* [Saved data entries]
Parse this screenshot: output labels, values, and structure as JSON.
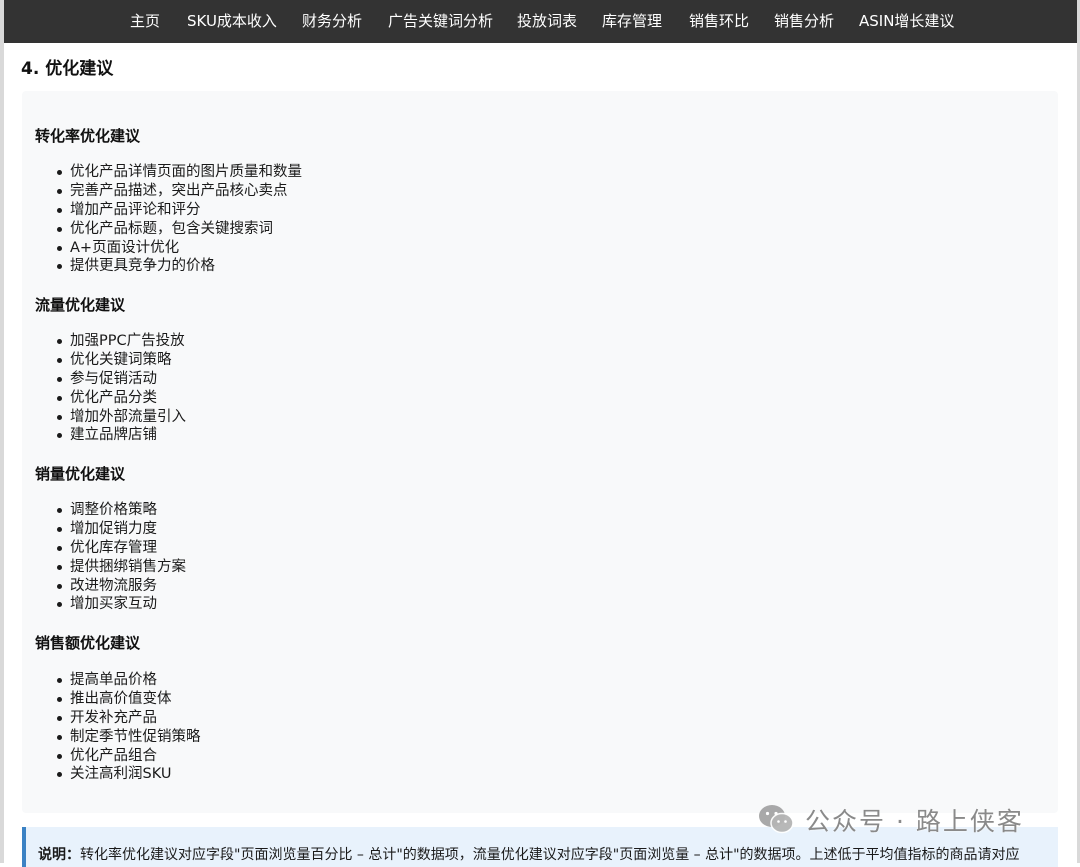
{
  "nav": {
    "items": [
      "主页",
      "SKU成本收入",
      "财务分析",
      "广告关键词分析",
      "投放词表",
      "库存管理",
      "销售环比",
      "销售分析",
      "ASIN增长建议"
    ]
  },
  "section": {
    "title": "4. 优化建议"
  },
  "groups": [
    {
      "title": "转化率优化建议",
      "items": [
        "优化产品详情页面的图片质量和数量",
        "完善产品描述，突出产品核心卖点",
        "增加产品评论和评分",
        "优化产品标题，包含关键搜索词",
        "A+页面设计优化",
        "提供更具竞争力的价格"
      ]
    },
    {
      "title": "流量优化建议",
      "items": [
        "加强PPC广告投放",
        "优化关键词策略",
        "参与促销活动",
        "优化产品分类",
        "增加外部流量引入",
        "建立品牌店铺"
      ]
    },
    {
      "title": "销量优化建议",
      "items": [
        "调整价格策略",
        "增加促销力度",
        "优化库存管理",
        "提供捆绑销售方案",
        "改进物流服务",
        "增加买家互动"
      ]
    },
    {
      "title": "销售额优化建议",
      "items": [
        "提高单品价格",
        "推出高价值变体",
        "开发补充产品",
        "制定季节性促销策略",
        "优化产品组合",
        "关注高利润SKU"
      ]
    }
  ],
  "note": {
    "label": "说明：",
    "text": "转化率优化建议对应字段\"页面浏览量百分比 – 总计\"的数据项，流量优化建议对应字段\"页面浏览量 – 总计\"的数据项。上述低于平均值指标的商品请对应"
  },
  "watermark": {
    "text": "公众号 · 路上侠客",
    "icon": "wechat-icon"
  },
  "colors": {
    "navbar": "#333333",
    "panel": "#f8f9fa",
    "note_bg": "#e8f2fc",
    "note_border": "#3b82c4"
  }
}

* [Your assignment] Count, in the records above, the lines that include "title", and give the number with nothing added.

* [Result for this exercise] 5